We derive a family of risk-sensitive reinforcement learning methods for agents, who face sequential decision-making tasks in uncertain environments. By applying a utility function to the temporal difference (TD) error, nonlinear transformations are effectively applied not only to the received rewards but also to the true transition probabilities of the underlying Markov decision process. When appropriate utility functions are chosen, the agents' behaviors express key features of human behavior as predicted by prospect theory (Kahneman and Tversky, 1979), for example different risk-preferences for gains and losses as well as the shape of subjective probability curves. We derive a risk-sensitive Q-learning algorithm, which is necessary for modeling human behavior when transition probabilities are unknown, and prove its convergence. As a proof of principle for the applicability of the new framework we apply it to quantify human behavior in a sequential investment task. We find, that the risk-sensitive variant provides a significantly better fit to the behavioral data and that it leads to an interpretation of the subject's responses which is indeed consistent with prospect theory. The analysis of simultaneously measured fMRI signals show a significant correlation of the risk-sensitive TD error with BOLD signal change in the ventral striatum. In addition we find a significant correlation of the risk-sensitive Q-values with neural activity in the striatum, cingulate cortex and insula, which is not present if standard Q-values are used.

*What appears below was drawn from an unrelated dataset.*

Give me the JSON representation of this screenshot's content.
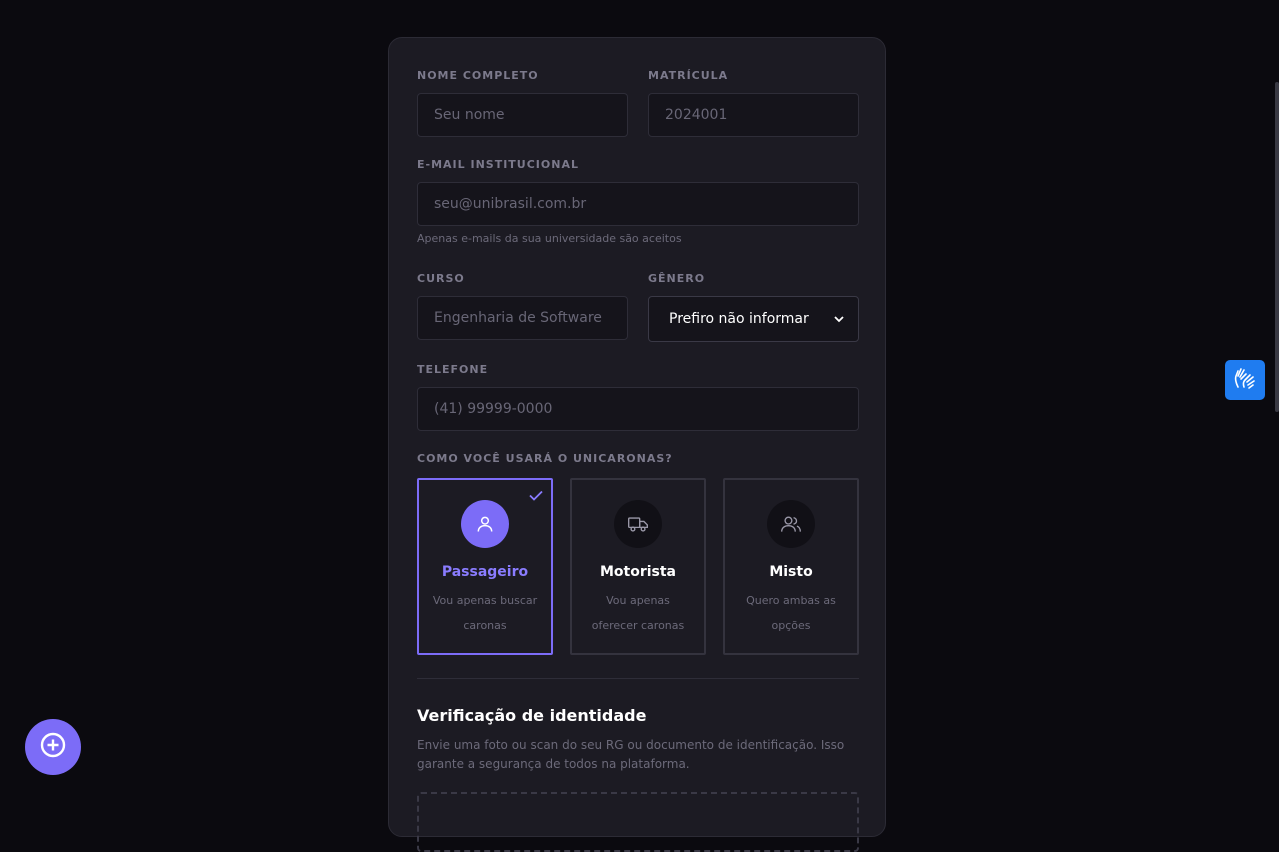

Speakers: Yingjie Fei, Zhuoran Yang, Yudong Chen, Zhaoran Wang, Qiaomin Xie